    I'm an adult ICU nurse but I'm just as territorial. Don't touch my stuff!!!
  9. by   prmenrs
    I don't think we're (in my case, were) tyrants so much as gatekeepers. If you want to touch my baby, you have to go thru me. And I was not alone. Most of the nurses I worked w/were the same way. New RTs got scrutinized closely til we knew we could trust them. We did all the blood work. Period! We held for all the X-Rays, and we knew if we got a finger in the image, the Radiologist would include that in his report, our kids were NOT rotated, and laterals were cross-table from the right side.

    OK. If that means we were tyrants, we were soo ok w/it! When I went to the Level 2 hospital, the lab drew all the tests, X-Ray techs told us to turn the babies on their sides for the laterals, and you couldn't figure anything out cuz the kid was so rotated. The nurses @ this facility were a little better @ eval'g the X-rays because they were there, and the docs weren't, @ least not yet, so they had to be. I always loved it, when 6-10 hrs later the radiologist would call the unit to tell us something we had treated a long time ago and perhaps already transferred the kid out to Level 3. "Yes, sir/ma'am, we know that, thank you."

    Protect your babies!! And don't let anyone diss you when you do!
  10. by   Calabria
    I prefer the term "assertive" to the term "tyrant".

    Neonates can't advocate for themselves. They need somebody who's willing to do it for them. I've gone so far as to threatening to call the department chair at 3 AM (after exhausting all other options) because I've vehemently disagreed with an infant's plan of care, and I was concerned that my patient was actually going to die.
  11. by   wooh
    Ugh, the saline. "But so much more comes out!" No, it sounds like more comes out because you hear the saline being sucked up. Ergh.
  12. by   sapphire18
    Adult ICU here- I still feel that it's my patient, my room, my IV pumps, etc. Respiratory is pretty aggressive at my current hospital (when they want to do stuff...not when you ask for something:/)- but I experienced the worst loss of control over my patient/room today when a visitor would not step out when I asked him to, and another forced her way in (through another nurse). I can't describe how bad that feeling was. Unfortunately (ironically) for the patient, she definitely did not receive the care that she should have. Ugh. I think I need to go for a run to get this anger and anxiety out of me...

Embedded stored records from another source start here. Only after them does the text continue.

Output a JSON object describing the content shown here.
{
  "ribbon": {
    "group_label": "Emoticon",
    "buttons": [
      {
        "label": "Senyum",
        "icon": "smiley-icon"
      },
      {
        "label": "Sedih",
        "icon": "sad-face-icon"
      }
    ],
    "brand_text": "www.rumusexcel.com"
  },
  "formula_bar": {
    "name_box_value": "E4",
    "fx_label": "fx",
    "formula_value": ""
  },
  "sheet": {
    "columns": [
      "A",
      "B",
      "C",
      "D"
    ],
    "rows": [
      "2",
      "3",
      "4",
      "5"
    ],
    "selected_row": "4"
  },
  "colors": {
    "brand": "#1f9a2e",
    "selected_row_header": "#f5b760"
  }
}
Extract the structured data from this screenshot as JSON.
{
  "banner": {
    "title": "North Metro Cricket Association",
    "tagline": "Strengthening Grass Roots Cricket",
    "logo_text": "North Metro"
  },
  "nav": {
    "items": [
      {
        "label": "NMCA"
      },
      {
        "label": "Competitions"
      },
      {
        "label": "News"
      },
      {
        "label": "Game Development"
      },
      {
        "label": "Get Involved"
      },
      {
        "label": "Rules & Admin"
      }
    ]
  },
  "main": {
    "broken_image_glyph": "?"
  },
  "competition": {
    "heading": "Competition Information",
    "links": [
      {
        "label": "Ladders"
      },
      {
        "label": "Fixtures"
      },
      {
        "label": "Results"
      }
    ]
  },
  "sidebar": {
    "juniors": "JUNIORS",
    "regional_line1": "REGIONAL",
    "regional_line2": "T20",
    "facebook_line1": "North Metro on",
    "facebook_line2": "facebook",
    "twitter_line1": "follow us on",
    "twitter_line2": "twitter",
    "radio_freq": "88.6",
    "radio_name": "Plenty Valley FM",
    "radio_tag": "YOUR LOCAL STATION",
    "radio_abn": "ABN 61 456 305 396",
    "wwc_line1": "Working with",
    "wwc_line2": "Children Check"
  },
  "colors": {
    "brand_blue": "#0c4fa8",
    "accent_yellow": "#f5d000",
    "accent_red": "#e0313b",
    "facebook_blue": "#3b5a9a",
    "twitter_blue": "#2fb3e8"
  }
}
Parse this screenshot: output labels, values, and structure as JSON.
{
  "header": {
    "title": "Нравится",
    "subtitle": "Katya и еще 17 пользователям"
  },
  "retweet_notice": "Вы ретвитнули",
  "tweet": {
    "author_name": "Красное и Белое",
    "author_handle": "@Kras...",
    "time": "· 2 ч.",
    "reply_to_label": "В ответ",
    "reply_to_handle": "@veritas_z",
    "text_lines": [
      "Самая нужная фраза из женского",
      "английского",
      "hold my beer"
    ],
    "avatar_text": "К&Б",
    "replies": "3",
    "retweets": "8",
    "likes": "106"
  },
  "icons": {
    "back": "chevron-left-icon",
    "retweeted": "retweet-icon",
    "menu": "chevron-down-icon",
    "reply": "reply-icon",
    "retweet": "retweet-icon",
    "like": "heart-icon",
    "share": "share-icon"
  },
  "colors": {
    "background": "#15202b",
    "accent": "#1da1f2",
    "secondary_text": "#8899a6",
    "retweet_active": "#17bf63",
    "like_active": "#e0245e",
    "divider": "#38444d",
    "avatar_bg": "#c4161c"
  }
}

    Now, if it wasn't within the last hour of my shift, I would have handled the situation differently. I had to weigh the benefits vs. negatives that would come from forcing "my way" on would definitely not help in the customer service department. Like I care about that. (Well I do, because my boss does...I do not like this new model of healthcare.)
  13. by   Bringonthenight
    Has anyone had a discussion with the RT about why neonates shouldn't be suctioned as frequently as he thinks?
  14. by   Bortaz, RN
    Quote from Bringonthenight
    Has anyone had a discussion with the RT about why neonates shouldn't be suctioned as frequently as he thinks?
    Oh yes. And with his management as well.